Journalist Mitch Weiss has written a stunning exposé on the Word of Faith Fellowship, a church out of Spindale, North Carolina, that consumes every last moment of its members’ lives. You can’t just show up for a church service; you have to be invited (that alone should tip people off). WOFF is run by Jane Whaley, a charismatic, power-hungry woman who seeks to control the lives of her church members and live high on the hog on their tithes, while they struggle to give more and more. Church tactics include screaming in the faces of and beating members, even infants and small children, to release all the demons that plague them, tying them to chairs, locking them away for months at a time in what amounts to prisons on the church property, stealing members’ children, and making it nearly impossible for members to leave.
What’s worse is the local government is fully involved in protecting the church and has, for decades, turned a blind eye to the abuse of the children in the cult. Members have tried for years to get justice for the many, many ways the cult has wronged them, only to be given the runaround by the police and the local court system. Hopefully with the publication of this book, more people will be aware of the shocking manipulations of this cult and the way it controls its members and the county it’s located in.
This is an absolutely shocking book. Mitch Weiss interviewed over 100 former church members to construct this narrative, as well as seeking out court documents, including a 300+ page document that had never before been released prior to his research. Despite damning evidence of the abuse of the members children (including sexual abuse- the mentions are brief, but they’re in here, so be alert if this is a difficult subject for you to read about), the county opted to tie the hands of social services and leave the children there to be further abused. I’m not going to lie; reading this is chilling.
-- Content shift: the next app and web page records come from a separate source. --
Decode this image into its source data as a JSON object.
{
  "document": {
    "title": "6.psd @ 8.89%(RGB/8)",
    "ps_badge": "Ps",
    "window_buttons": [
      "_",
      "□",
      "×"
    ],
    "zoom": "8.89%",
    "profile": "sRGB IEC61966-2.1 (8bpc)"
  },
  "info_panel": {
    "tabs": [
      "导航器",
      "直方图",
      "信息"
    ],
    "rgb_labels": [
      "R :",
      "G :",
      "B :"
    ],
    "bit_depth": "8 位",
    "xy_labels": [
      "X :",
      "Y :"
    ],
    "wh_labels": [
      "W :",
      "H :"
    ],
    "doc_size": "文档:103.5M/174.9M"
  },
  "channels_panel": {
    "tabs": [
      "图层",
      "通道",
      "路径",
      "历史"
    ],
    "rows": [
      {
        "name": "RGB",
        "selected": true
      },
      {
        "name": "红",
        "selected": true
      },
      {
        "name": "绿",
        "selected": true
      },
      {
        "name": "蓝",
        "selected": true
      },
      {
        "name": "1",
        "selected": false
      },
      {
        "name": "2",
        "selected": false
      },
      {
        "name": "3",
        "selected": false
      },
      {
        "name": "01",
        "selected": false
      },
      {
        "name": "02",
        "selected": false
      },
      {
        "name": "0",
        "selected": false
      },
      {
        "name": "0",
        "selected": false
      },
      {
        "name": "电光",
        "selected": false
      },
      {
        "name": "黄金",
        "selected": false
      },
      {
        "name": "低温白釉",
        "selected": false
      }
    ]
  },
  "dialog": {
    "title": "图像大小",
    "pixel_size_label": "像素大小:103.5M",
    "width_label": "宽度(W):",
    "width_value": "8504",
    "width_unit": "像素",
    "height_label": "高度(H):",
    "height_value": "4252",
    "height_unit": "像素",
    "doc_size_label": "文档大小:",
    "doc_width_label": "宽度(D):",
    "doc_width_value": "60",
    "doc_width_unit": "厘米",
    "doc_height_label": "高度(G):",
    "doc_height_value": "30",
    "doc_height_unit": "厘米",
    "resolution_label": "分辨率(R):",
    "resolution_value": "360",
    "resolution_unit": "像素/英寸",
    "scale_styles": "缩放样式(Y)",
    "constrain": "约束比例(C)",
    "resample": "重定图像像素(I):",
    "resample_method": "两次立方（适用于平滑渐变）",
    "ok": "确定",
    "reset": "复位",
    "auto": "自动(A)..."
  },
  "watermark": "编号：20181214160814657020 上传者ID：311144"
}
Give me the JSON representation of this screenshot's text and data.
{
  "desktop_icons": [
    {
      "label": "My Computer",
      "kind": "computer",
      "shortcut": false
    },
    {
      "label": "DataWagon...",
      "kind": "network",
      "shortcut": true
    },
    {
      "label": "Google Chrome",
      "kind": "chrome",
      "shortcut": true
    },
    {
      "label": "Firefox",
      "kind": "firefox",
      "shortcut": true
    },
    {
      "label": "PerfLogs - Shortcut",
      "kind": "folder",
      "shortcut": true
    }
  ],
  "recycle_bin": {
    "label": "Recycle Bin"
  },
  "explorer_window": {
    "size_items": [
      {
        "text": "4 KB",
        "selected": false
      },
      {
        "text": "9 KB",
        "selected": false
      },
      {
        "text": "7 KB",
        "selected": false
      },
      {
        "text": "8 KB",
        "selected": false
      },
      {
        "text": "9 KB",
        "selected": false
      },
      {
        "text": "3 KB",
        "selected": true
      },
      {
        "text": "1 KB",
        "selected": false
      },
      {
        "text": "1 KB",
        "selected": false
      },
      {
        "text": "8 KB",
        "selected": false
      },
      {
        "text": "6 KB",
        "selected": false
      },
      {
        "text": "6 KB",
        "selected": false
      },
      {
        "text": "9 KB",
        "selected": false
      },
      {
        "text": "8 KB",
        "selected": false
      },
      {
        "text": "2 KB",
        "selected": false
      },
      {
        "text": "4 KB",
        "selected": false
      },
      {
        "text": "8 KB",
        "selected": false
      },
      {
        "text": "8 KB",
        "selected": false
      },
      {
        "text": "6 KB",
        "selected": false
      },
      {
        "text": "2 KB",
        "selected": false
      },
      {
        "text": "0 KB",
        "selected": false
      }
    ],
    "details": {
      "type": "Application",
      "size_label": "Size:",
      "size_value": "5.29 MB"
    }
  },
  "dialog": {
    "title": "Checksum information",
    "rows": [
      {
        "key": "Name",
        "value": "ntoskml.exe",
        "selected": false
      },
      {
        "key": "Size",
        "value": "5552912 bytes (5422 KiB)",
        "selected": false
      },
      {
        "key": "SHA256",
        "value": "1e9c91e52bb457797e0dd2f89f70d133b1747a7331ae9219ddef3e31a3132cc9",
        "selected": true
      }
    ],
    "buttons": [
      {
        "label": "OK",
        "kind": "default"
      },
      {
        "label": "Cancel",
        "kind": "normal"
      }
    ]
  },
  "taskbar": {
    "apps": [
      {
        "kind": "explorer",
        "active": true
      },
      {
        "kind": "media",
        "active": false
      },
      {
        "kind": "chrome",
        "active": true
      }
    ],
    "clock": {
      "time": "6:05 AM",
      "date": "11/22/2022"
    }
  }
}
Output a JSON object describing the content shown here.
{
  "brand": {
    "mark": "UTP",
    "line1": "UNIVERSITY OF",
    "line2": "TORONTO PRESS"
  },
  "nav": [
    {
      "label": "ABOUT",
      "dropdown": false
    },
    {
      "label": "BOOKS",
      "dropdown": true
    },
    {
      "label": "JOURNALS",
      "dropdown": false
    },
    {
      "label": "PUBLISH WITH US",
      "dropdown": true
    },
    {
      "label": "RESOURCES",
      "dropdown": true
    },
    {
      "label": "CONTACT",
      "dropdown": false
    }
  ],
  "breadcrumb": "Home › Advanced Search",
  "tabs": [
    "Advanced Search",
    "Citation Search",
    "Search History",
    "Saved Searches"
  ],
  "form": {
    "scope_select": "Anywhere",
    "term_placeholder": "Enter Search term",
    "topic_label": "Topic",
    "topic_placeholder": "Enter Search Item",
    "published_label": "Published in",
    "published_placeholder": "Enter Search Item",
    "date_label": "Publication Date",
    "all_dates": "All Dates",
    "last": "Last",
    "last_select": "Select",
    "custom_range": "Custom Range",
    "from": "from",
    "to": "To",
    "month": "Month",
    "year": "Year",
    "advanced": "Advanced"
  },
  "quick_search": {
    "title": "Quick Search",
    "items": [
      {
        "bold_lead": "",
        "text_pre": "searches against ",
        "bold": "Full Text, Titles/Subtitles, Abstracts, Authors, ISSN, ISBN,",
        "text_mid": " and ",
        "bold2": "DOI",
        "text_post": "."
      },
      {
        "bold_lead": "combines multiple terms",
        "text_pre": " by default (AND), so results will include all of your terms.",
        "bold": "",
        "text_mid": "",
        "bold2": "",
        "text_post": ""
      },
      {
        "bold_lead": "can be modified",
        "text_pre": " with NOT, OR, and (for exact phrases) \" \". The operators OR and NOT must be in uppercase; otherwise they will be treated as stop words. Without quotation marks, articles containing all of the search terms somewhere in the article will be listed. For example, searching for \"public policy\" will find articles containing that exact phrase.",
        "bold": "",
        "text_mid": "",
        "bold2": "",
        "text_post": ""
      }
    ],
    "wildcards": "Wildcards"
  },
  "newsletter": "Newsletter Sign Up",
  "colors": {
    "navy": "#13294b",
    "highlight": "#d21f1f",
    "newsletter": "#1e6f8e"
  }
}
It’s yet another account of how cheap life is here in the United States and how little the lives of everyday people matter. The odds are stacked against us all, and if you’ve got money, you’re free to do as much harm as you want to anyone you want, because money is power.
Multiple times, Weiss and Mohr illustrate, usually through the words of authorities, how difficult it is for former cult members to receive justice: cults keep such tight control over their members that when they do manage to escape, they’re often ill-prepared to live in the outside world, plagued with anxiety and PTSD, and they end up homeless and addicted to various substances as a means of coping- rending them, in the eyes of legal authorities and juries, unreliable as witnesses. And thus cults such as WOFF are allowed to carry on their dangerous, abusive tactics. Members of the church have been convicted of various forms of fraud on the church’s behalf (including unemployment fraud and mail fraud), but Jane Whaley has never been brought up on charges herself.
If reading about cults interests you, you won’t want to miss this. Jane Whaley and her sycophants are dangerous and I’m glad the floodlights are being turned onto the church. I hope this helps its victims receive justice and that more people are sympathetic to what they’ve suffered at the hands of this evil, evil institution.